Today I’m here to share a Uni Life interview with you. The purpose behind this interview series is to give prospective and current students an insight into life at university, what it takes to get there and how to survive.
It’s hard to know what path to take when you’re in college. I hope that this series will give you a chance to learn from current and recently graduated students about the courses you’re interested in. This week I’m talking with Jade, a Retail Marketing graduate from at Leeds Metropolitan University.
What course did you study at university?
I studied Retail Marketing Management at Leeds Metropolitan University, it was a 3 year course with an option to do a sandwich year between years 2 and 3 but I chose to go straight to final year.
Did you have to study specific subjects at college to get onto the course?
No, I just needed 240 UCAS points to get in.
How did you know this was the right course for you?
Basically I’d always loved retail (worked in a shop from the age of 13) and the behind the scenes/management side of things really interested me. My auntie was also an assistant buyer for John Lewis, I always looked up to her and decided from an early age that this might be the road for me to go down.
What do you enjoy most about your course?
I genuinely enjoyed the learning, some of it was better than others obviously but I loved reading the books around it. Having the library at uni was a godsend for me because I could spend hours in there getting work done and reading without any distractions.
What do you find most challenging about your course?
The Harvard referencing, my god that was the bane of my life for 3 years, I could never see the point in such a long winded way of saying where a piece of information came from but hey ho, it’s the way most universities ask you to reference I think!
Are internships easy to come by in your field?
I know a few people on my course did a year in industry which is similar to a paid internship. I think there are plenty to go around through most of the big retail brands/companies.
Please tell us about an internship/work experience that you’ve gained something positive from.
I worked in our family pub throughout university and it taught me that the books aren’t an exhaustive source of information. Theorists might say one thing but real life is often much different; looking at a retail/hospitality situation from the inside taught me that it’s not as easy as it seems and it’s not as clean cut as reading instructions from a book. Being in industry shows a prospective employer that not only can you do the theory you can also apply it properly to the practical side of things.
Did you have any career plans in mind for when you’d graduated?
After a year of university I knew that I’d be working in the pub full time so when choosing which topics to study I went down the road of small businesses, business plans etc. It’s always useful to have an idea of what you might want to do when you’ve graduated especially if your course requires you to specialise.
Did you take part in any student groups or outside activities?
No, I lived at home so this was quite difficult for me to do as I commuted to and from university which was a 40 minute drive.
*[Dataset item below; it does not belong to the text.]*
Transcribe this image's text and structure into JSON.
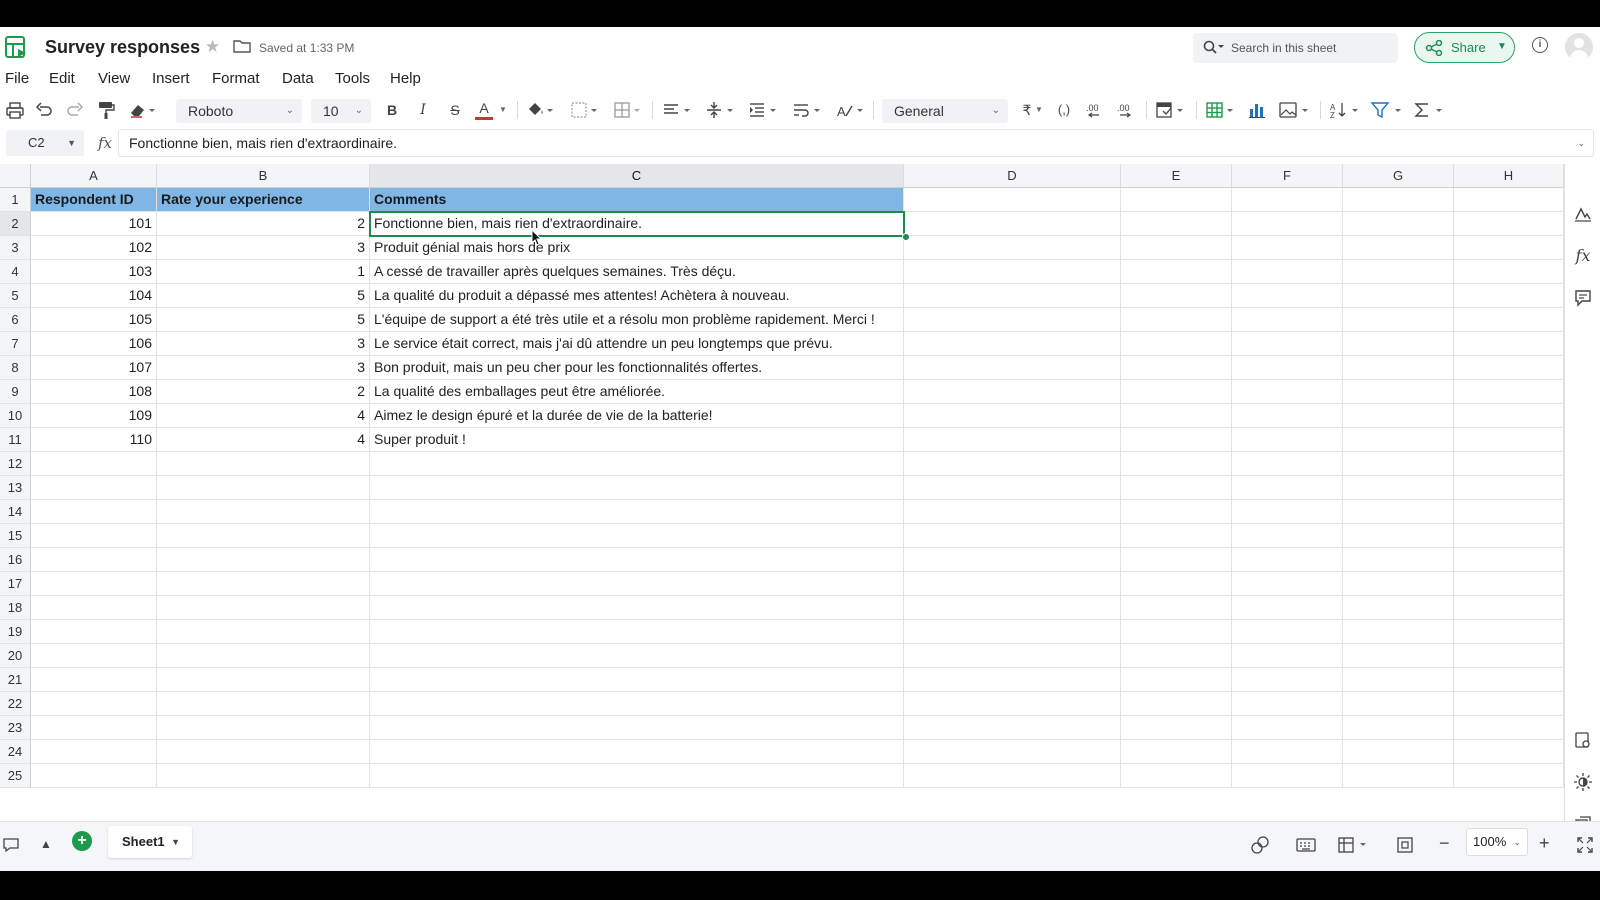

I did live at uni for 6 months in the first year but decided it wasn’t for me.
What did you do in your spare time?
Worked and chilled at home, like I say nights out were difficult because I lived 40 minutes away and even when I did live there I didn’t feel like I fitted in. I was overweight and lacked confidence massively which didn’t help unfortunately.
What would you’ve liked to have known about university life before you started?
That they don’t always treat you like adults. I always assumed that lecturers would treat me pretty much as an equal but some of them made me feel like I was still at school. Also unless you’re really outgoing I would say that you’ll probably find the whole experience quite difficult at first. Also referencing, nobody told me about Harvard bloody referencing.
What kept you motivated?
The fact that I’d got myself into debt for it and I knew if I dropped out my family would be so disappointed.
What advice would you offer to prospective students?
Don’t do it because of pressure from family/friends. Only go to university if you truly feel like you want to because it’s a hell of a waste of money if your heart and soul isn’t in it.
There are lots of careers that don’t require you to go to university, in fact I’d say that some career paths actually benefit far more from work experience than a degree. There’s the obvious exception in the medical and law fields but do your research and you’ll find that there’s always a different path if you’re not sold on going to university.
Finally, what was your go to meal after a busy day of lectures?
I always wanted comfort food so anything pasta or mashed potato based was a winner for me. If I could have come home to shepherds pie every night I would have done! Although when I did live at uni the reality was much more like a packet of bacon Supernoodles (how very cliche!).
I want to say a big thank you to Jade for taking part in this interview and wish her the best of luck with her future career. As Jade mentions, it’s very important to ensure you’re going to university for the right reasons. Don’t be afraid to take a little time out before deciding upon a course or a potential career direction.